### Extracted records
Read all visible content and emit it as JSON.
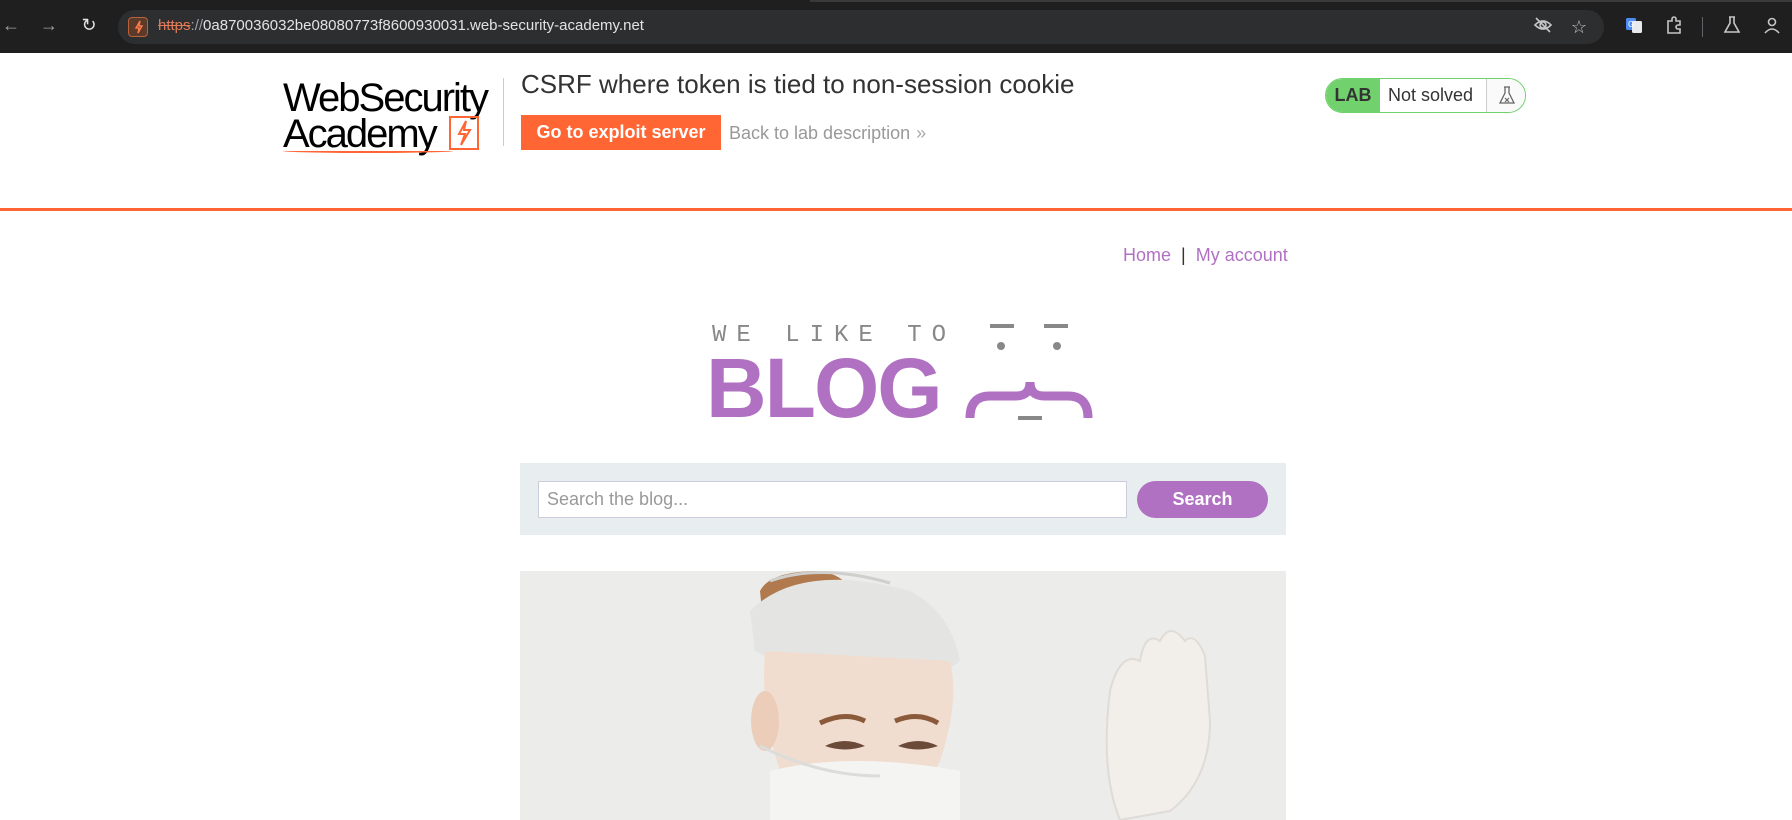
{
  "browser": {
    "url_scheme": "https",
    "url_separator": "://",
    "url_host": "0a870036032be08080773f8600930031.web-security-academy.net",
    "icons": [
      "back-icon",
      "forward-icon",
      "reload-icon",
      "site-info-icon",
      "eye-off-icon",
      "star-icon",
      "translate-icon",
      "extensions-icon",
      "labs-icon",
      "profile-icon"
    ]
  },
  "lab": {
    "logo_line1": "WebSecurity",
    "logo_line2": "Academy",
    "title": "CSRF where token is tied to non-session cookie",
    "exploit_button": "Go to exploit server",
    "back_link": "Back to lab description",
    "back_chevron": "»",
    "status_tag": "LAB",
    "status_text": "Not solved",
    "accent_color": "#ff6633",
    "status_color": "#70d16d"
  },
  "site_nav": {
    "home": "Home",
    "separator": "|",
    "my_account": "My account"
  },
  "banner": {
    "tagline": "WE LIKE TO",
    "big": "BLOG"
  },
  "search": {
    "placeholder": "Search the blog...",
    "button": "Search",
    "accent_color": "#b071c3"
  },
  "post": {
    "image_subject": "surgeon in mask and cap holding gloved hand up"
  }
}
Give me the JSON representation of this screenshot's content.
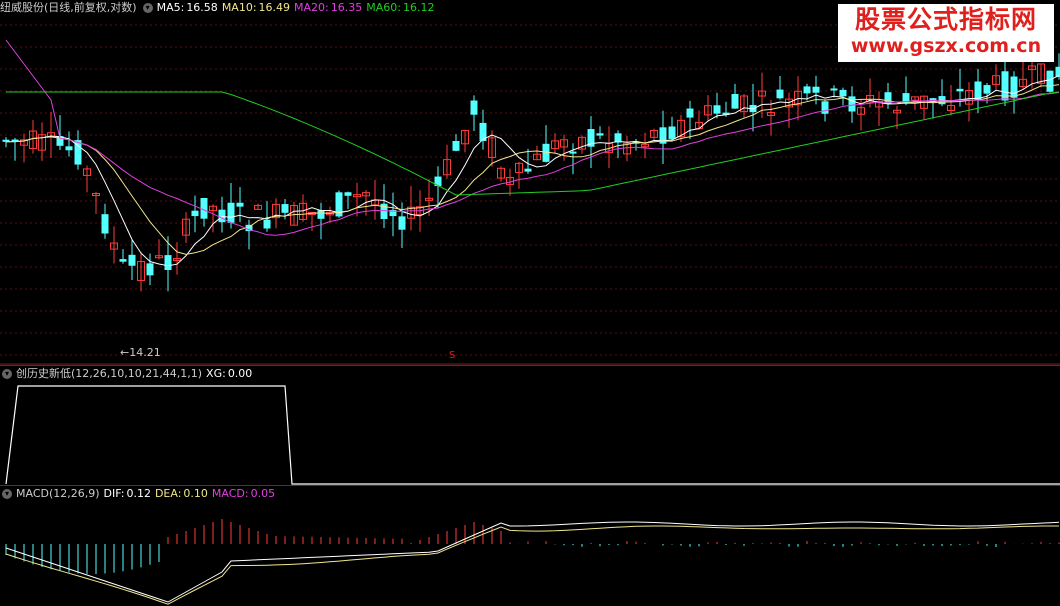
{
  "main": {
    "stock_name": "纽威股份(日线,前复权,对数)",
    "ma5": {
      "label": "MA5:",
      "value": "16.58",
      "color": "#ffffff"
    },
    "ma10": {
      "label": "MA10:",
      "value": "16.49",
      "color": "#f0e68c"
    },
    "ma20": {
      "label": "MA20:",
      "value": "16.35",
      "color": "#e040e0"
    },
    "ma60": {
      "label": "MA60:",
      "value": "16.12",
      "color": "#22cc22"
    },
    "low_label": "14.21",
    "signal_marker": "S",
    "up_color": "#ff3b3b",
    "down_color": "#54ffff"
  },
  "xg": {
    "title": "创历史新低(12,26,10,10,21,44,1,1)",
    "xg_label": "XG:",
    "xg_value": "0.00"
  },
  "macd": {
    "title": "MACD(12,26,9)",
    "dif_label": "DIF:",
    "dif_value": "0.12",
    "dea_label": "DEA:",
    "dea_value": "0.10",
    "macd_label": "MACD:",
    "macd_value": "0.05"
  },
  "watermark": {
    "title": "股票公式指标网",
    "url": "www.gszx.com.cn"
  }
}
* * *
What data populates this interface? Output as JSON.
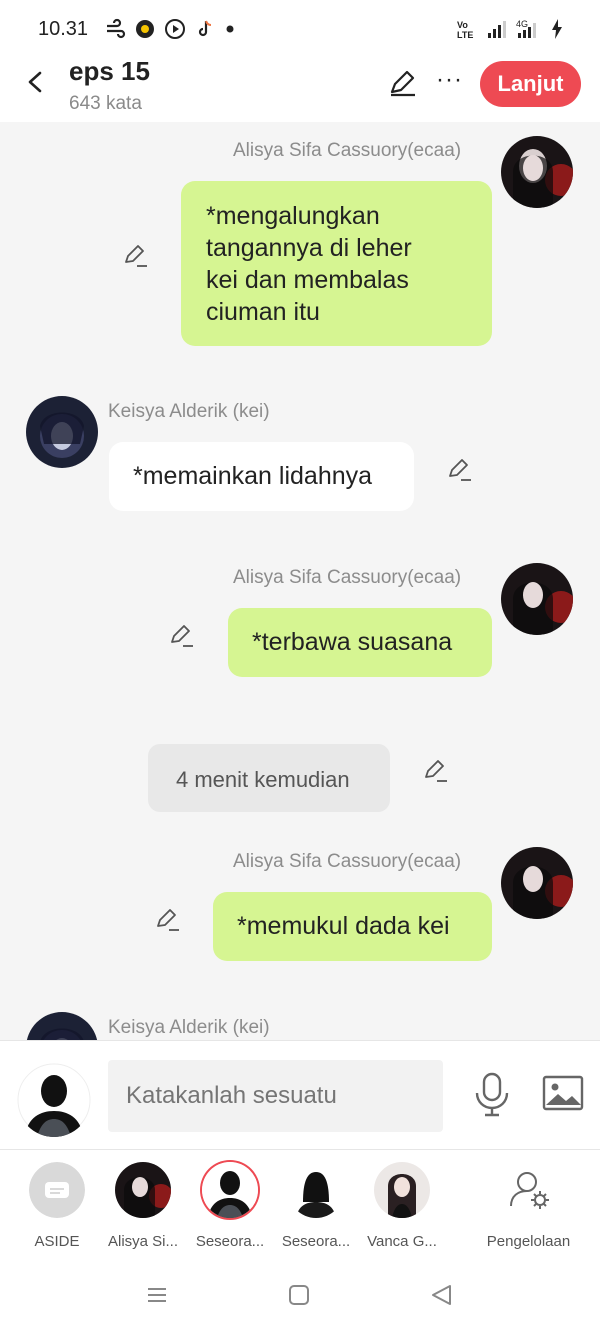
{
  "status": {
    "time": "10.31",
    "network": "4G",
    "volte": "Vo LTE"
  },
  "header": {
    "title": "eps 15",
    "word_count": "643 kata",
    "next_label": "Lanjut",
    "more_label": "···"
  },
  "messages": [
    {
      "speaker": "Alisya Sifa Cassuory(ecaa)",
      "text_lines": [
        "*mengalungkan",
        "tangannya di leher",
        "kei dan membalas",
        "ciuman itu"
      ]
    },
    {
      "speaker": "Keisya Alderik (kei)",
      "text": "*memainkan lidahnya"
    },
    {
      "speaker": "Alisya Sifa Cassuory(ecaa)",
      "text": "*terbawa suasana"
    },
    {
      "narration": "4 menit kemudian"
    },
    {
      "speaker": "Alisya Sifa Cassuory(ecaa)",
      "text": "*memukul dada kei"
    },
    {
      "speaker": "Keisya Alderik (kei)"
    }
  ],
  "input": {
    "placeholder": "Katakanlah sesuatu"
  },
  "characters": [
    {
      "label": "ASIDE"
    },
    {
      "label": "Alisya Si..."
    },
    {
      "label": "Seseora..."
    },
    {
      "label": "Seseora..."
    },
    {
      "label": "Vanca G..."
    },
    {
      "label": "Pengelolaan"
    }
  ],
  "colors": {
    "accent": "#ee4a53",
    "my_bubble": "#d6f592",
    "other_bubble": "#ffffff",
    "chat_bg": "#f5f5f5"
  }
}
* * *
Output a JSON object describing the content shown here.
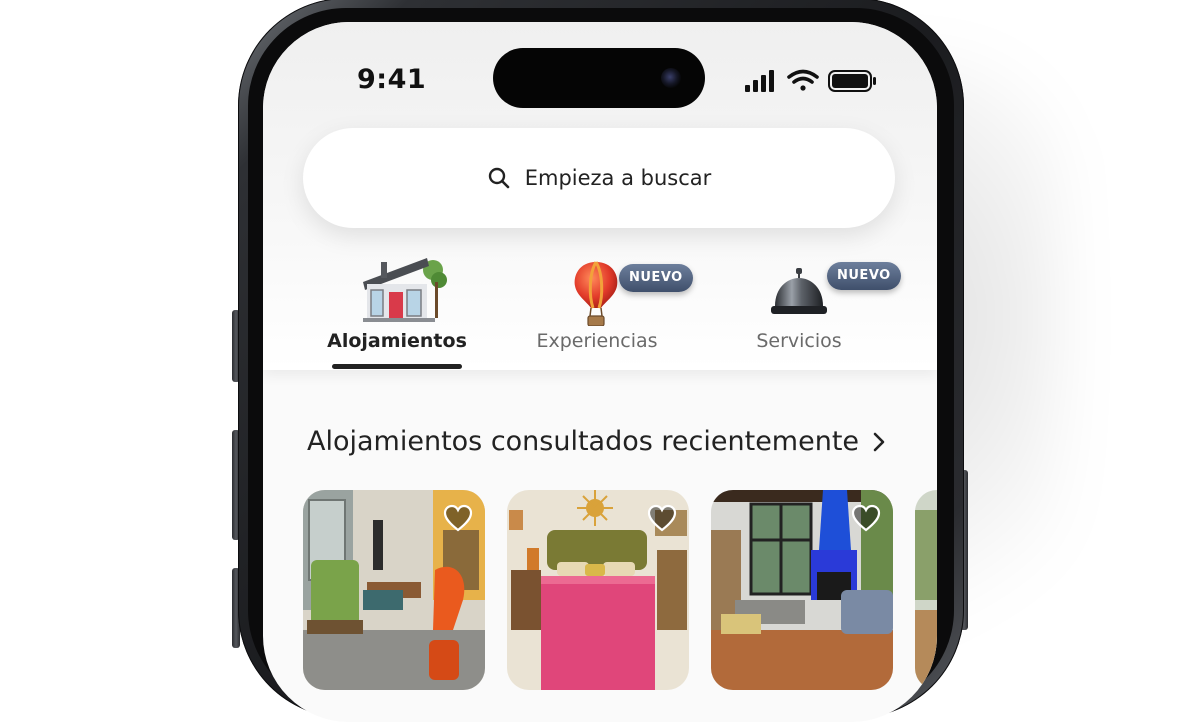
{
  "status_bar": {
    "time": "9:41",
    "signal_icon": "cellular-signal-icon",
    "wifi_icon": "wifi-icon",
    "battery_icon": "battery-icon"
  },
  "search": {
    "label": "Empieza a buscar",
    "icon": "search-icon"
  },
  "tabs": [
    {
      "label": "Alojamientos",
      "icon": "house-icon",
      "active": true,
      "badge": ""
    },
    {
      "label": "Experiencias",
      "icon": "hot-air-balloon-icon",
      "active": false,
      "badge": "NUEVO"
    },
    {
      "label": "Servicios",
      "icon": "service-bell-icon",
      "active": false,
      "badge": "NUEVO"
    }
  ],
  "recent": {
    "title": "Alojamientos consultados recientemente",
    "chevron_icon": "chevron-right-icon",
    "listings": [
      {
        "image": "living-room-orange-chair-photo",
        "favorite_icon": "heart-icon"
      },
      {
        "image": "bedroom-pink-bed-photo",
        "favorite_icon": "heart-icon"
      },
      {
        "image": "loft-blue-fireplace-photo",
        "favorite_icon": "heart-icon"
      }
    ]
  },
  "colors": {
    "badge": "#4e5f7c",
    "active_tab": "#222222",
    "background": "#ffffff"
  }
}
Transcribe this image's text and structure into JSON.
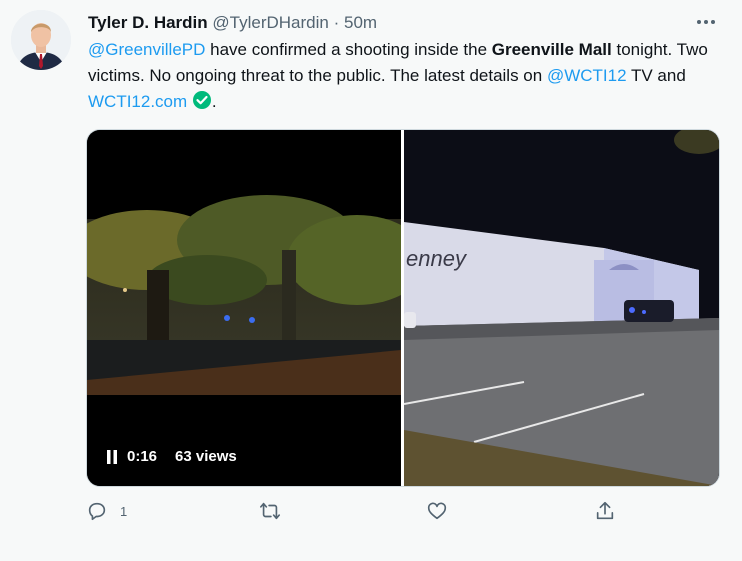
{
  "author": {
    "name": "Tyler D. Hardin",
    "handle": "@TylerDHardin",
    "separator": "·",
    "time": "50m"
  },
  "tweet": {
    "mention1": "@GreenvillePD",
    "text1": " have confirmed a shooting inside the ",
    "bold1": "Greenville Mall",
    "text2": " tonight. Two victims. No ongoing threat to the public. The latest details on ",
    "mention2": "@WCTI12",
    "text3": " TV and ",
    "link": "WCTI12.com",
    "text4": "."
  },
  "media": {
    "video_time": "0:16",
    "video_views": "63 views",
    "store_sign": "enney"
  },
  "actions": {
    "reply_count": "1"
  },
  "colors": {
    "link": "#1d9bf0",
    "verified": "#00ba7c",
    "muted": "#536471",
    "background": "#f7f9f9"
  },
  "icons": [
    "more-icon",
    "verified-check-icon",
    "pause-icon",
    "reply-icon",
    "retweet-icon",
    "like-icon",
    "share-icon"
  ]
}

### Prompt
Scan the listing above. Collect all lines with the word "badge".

### Result of this exercise
      "badge": ""
      "badge": "NUEVO"
      "badge": "NUEVO"
    "badge": "#4e5f7c",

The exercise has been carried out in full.